But does any of that matter now? Perhaps not anymore.

Wednesday, October 10, 2012

Writing, editing, remembering

"Find out the reason that commands you to write; see whether it has spread its roots into the very depth of your heart; confess to yourself you would have to die if you were forbidden to write.”

~ Rilke

"Has she stopped writing?", asks a somewhat worried father to the husband, and before the latter could come up with a suitable answer for one who harbours strong hopes of seeing his daughter as a successful writer some day, the father concludes, "I can see her writing has deteriorated a great deal after your move back to India."
During this habitual weekend phone conversation, the daughter lurked conspicuously in the vicinity, trying to be a part of it while idling with a cup of tea and a fat, never-ending Barnes and Noble copy of Anna Karenina. But somehow the sharp din of the word 'deteriorated' reached her ears and stayed there for some time. It wasn't like she waited to be told about it, because she knew, deep down in that iffy corner of her heart, that there is some truth in her father's doubts. That these days, she cannot write.

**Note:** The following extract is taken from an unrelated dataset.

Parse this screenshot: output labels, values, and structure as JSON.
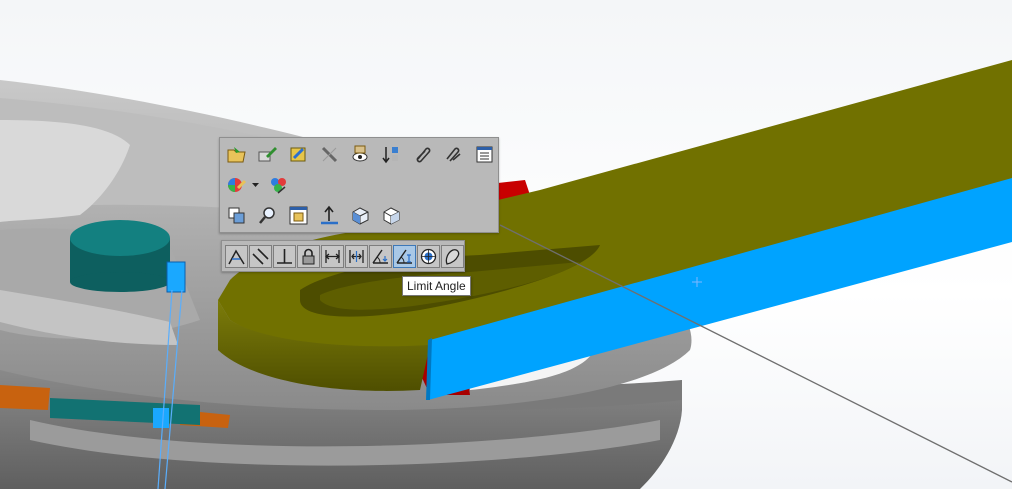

For a myriad of reasons, both wrong and right in their own situation, it has been like this for the past couple of months. 
True, there's an absolute lack of inspiration in this coldhearted, perpetually shrouded by pollution city. Concrete cannot lead to creativity. Period. Then there's this recent job, where I sit, for the most part of the day, editing manuscripts of others' writings. When you have to pin, tuck and shape someone else's stories, it's a little difficult to find your way back to tales of your own. While being a part of their imaginary worlds, I often get wrung out of mine. 

And then, the autumn child remembers. With uncountable sighs. It must be autumn somewhere. The leaves must have turned somewhere. The trees must be spitting flames somewhere. It must be like this somewhere. Somewhere, but not here.

Thursday, October 4, 2012

Night bazaar

Another revisiting, another retelling.
Another attempt at unearthing the familiar, at walking the beaten path.

The night bazaar at Shilparamam. An enchanting heaven for all art and craft lovers. A weekly pilgrimage it was, once upon a time. A forever coming together of artists from all corners of the country. A perfect microcosm of 'unity in diversity'. The midnight air swollen with nocturnal blooms. Sprinklers stirring the tired, sleepy earth. Ah, that intoxicating, balmy scent! Deserted shops, many closed. Murals reciting pages from mythology, stray terracotta urns, familiar paintings of alluring village women, Rajasthani sequin work, Kashmiri beaded beauties, marble work from Agra. There's more to this place, I know. 
A kaleidoscope of colours and creativity. Daylight will tell more stories, weave more magic. I know. I know them all too well. 

I will be back. Soon. To the well-trodden ruts, once again. 

Related Posts Plugin for WordPress, Blogger...